AP: From your own personal point of view, do you think what these kids are doing now is a great sign of dedication or do you think it is slightly crazy that they are devoting so much of their childhood, which they will never get back, to something that probably won’t last or sustain them?
SB: I was just very pleased that my daughter didn’t have a talent like that (laughs) because then you have to, as a mother, even if you are thinking “it might not be what I want,” but you also can’t say that you aren’t going to help. These parents just dedicate their lives to these kids. And people just say that this could just be about pushy parents and I’m not sure that these parents are like that because you really can’t make a kid do that.
You know, the parents are intense, there’s no question, and they might live a bit vicariously through their children, but Julia for instance was taken there by her mother because she was painfully shy and she couldn’t speak. She would hide behind her own skirt. So they took her there to help her gain her confidence and it obviously worked because she is very confident now. You could never make these kids work as hard as they do unless they really wanted to do it and Rogen took her mother on the journey and little John with his five football playing brothers… he’s Billy Elliot. It’s interesting. I expected to find pushy mothers and they are dedicated and quite intense about it but it just wasn’t as simple as I would have expected it.
AP: In the final sequence of the film, it is very reliant on just the reading of the scores and you still make it really intense by just focusing on their faces. Were you ever dreading having to cut together that scene since it is based around such a complex scoring system?

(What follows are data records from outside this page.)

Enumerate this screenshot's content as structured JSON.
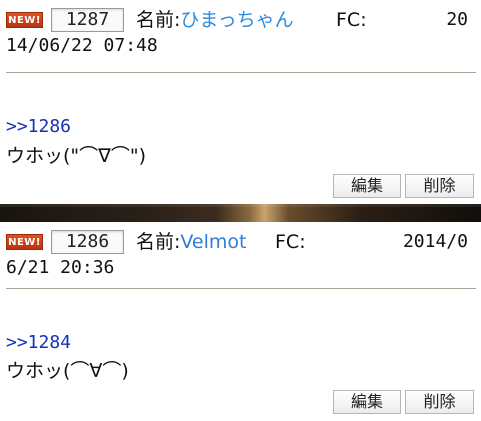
{
  "posts": [
    {
      "new_badge": "NEW!",
      "number": "1287",
      "name_label": "名前:",
      "name": "ひまっちゃん",
      "fc_label": "FC:",
      "date_start": "20",
      "date_rest": "14/06/22 07:48",
      "reply_link": ">>1286",
      "message": "ウホッ(\"⌒∇⌒\")",
      "edit_label": "編集",
      "delete_label": "削除"
    },
    {
      "new_badge": "NEW!",
      "number": "1286",
      "name_label": "名前:",
      "name": "Velmot",
      "fc_label": "FC:",
      "date_start": "2014/0",
      "date_rest": "6/21 20:36",
      "reply_link": ">>1284",
      "message": "ウホッ(⌒∀⌒)",
      "edit_label": "編集",
      "delete_label": "削除"
    }
  ],
  "colors": {
    "new_badge": "#c9401a",
    "name_link": "#2a8be0",
    "reply_link": "#1830b8",
    "divider": "#a9a596"
  }
}
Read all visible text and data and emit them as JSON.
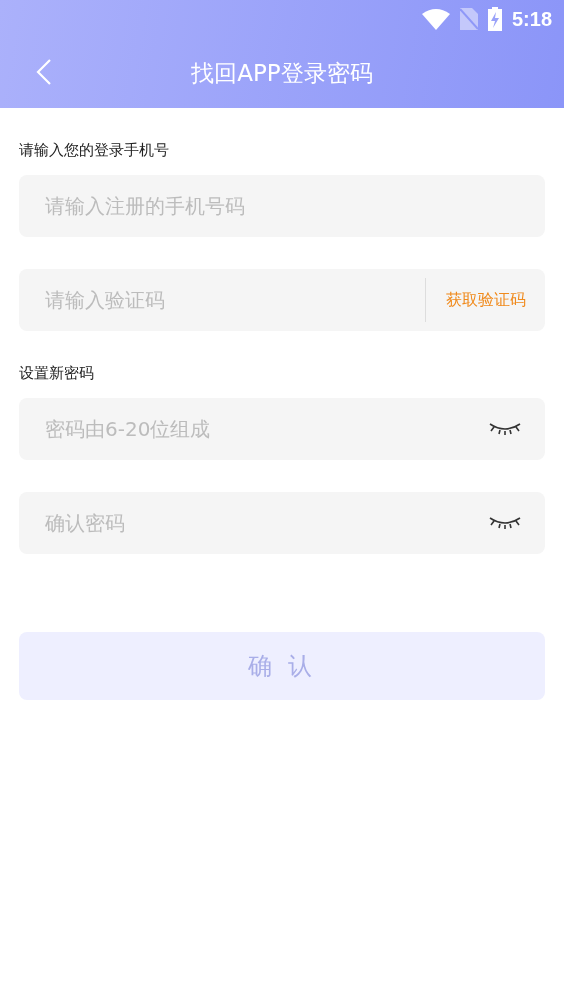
{
  "status_bar": {
    "time": "5:18"
  },
  "header": {
    "title": "找回APP登录密码"
  },
  "sections": [
    {
      "label": "请输入您的登录手机号",
      "fields": [
        {
          "kind": "text",
          "placeholder": "请输入注册的手机号码"
        },
        {
          "kind": "code",
          "placeholder": "请输入验证码",
          "action": "获取验证码"
        }
      ]
    },
    {
      "label": "设置新密码",
      "fields": [
        {
          "kind": "password",
          "placeholder": "密码由6-20位组成"
        },
        {
          "kind": "password",
          "placeholder": "确认密码"
        }
      ]
    }
  ],
  "confirm_button": {
    "label": "确 认",
    "disabled": true
  }
}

SB: It was tough. There were various structural things with the film that were problematical and we knew that going into it. The key thing is unlike a movie likeSpellbound, they weren’t all there for one prize. They were all there for a host of different prizes and structurally it always meant that it was going to be a long haul at the back of the film. Then we looked at the scoring system and we realized that we didn’t understand it and that if we took half and hour to explain it, I don’t think the viewer would be any the wise. And as a viewer, you really can’t just tell who danced best. You are really kind of removed from any sort of involvement. I knew we had a hard task to keep people involved and caring or on the edge of their seat. Then we saw the rushes of the two wee girls faces at the end of the film and in a way we decided that it was all there and you could understand every emotion without even really understanding the scoring technique or judging criteria.
AP: You had so many people that you followed is there anything you wish you could have kept in but couldn’t simply because of time or because structurally it just didn’t fit in?
SB: I sometimes wonder if we had just one character too many. I think we were on the right side of it, but I think it was just on the edge, but then I think, “Well, what if we lost the Russians,” but there is just something so beautiful about people doing Irish dancing in Russia. I really think the film would be a lesser film if we had dropped one of the stories. I suppose in the film now, you just look at it as the best you can do because now you can’t say “Oh, I wish I had done that.” It’s too late.
Jig plays Hot Docs on Wednesday, May 4 at 4:15 p.m. at the Isabel Bader Theatre. For more information, visit hotdocs.ca.
Top image: A scene from Jig. Courtesy Hot Docs.